Bag It, Tag It, Truck It Out
Starting in September, National Grid and the New York State Department of Environmental Conservation (DEC) will begin a 16- month process that they claim will rid Rockaway Park of what has been called "A Toxic Washing Machine" of contaminated dirt and chemicals.
National Grid, the company that bought out KeySpan Energy, will work in conjunction with the DEC to finally begin the cleanup of the abandoned and toxic former coal gasification plant that has stood at Beach Channel Drive between Beach 108 Street and Beach 112 Street for nearly a century.
The $36 million cleanup plan, which was unveiled last week by National Grid at a meeting hosted by Assemblywoman Audrey Pheffer, will remove the toxic soil from the site and take it to secure dumping sites in other states.
The plan calls for the excavation of the toxic soil down eight feet, and then capping off the site with two feet of sand and gravel.
Experts for the DEC and National Grid believe that removing the 8 feet of soil will eliminate any toxic threats to surrounding residents or to the ecology of Jamaica Bay.
The digging will take place in a large temporary tent, measuring 188 feet by 194 feet, and rising 45 feet high. It is aluminum-framed and covered in an extra durable PVC fabric that will be erected at the site to prevent toxic fumes or odors from entering the air.
Trucks will be loaded inside the tent and the dirt, once loaded into the trucks, will be sealed off at the top with white foam to prevent the dirt from getting into the air while in transit through the streets of Rockaway. The dirt will also be covered with a thick plastic tarp.
As digging is completed in a particular section of the site, the tent will then be moved to cover another section for excavation.
Experts for National Grid estimate that a maximum of six trucks per hour will haul the toxic dirt off the peninsula to disposal facilities in Delaware and Pennsylvania. The excavating process will take approximately 16 months to remove an estimated 88,000 cubic yards of tainted soil.
The trucks will be decontaminated upon arrival at the disposal site before they make the trip back to Rockaway. All of the work will take place between the hours of 9 a.m. and 2 p.m., in an attempt to keep the interference with traffic on the peninsula to a minimum, officials say.
They warn, however, that one lane of Beach Channel Drive will be closed for a few hours on one day, while they install sidewalls around the edges of the site to add support to the neighboring sidewalk and street.
The former gasification plant was demolished in 1958 and is currently home to a small substation.
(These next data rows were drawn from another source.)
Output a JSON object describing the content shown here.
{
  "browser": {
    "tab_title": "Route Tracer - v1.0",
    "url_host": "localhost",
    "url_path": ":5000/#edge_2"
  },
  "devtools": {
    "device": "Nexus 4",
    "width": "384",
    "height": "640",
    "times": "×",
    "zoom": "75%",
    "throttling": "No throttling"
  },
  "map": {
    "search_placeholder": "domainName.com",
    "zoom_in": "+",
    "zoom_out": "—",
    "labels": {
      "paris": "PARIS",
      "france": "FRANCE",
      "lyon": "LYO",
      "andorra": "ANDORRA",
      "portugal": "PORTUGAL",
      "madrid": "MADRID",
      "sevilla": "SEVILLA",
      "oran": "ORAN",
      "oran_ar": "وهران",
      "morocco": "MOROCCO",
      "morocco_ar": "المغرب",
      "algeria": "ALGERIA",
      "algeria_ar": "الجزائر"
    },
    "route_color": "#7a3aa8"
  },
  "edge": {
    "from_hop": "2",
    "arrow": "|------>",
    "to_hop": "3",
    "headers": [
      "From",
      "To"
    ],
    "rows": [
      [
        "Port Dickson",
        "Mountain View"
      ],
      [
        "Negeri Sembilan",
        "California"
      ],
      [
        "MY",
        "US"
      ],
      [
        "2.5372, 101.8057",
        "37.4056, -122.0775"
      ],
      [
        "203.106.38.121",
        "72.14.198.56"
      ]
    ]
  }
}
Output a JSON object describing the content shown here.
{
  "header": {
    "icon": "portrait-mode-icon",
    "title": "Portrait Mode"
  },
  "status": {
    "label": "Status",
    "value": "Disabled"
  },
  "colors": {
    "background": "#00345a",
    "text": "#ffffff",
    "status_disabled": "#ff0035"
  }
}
National Grid representatives assured the people in attendance at the meeting that there will be no harmful effects and that officials have taken every preventive measure possible to ensure public safety.
Those safety measures include regular air monitoring by six air-monitoring units, installation of soil gas vapor controls, and preliminary surveying to make sure there are no active gas or electric lines at the site.
The two-foot cap will consist of 18 inches of certified clean sand followed by six inches of gravel and topped off at the surface with six inches of topsoil.
Some members of the community, however, think that the safety measures are not safe enough.
There is growing opposition to trucking the dirt off the peninsula. Opponents want the dirt to be put on barges and carted through Jamaica Bay, rather than trucked through the local streets.
Democratic District Leader Lew Simon, who was not present at Pheffer's meeting, is one of those opposed to trucking the toxic soil.
He is furious at the fact that they would even think about carting the contaminated dirt through the streets of Rockaway.
"I am absolutely against the trucking of contaminated dirt through the community," Simon said. "They don't want to spend the extra money to barge it away. They don't care about this community."
Simon continued to say he would prefer the project take longer to complete by using barges than transporting the dirt by truck.
However, he did mention that the last time the ground was dug into, the smell was unbearable.
"My eyes were burning, my throat became sore, and the smell was horrible," he said.
National Grid insists that no one will smell anything because the tent will block out any fumes and harmful odors.
In response, a National Grid spokesperson stated that a plan that included barges would severely limit its disposal options and would put the public and the ecosystem of Jamaica Bay at terrible risk. In addition, trucks waiting to unload on the barges would cause Beach Channel Drive to be closed on a daily basis, because the dirt would have to be hauled across the busy street to get to the barge.
Tom Campbell, a spokesperson for National Grid, said that they were concerned with spillage, and the complexity of the option would become more labor-intensive and would require more frequent traffic closures as trucks cross Beach Channel Drive to get to the barge area on the water side of the busy east-west street.
"It is a real safety concern for us, and trucks going across Beach Channel Drive continuously were an issue as well," he said.
Jonathan Gaska, Community Board 14 District Manager, and Pheffer both agree that the barge may not be as effective a method as they once thought.
"If anything would spill, it would damage Jamaica Bay, but we had originally asked for this," Gaska said. "Now I see why this is not an effective option."
Area residents can expect to receive an informational packet in the mail, explaining in depth the nature of National Grid's plans to clean up the site.
The future of the site is still unknown, but according to Gaska, the area is zoned primarily for commercial use only and he would be surprised to see homes go up on top of the site.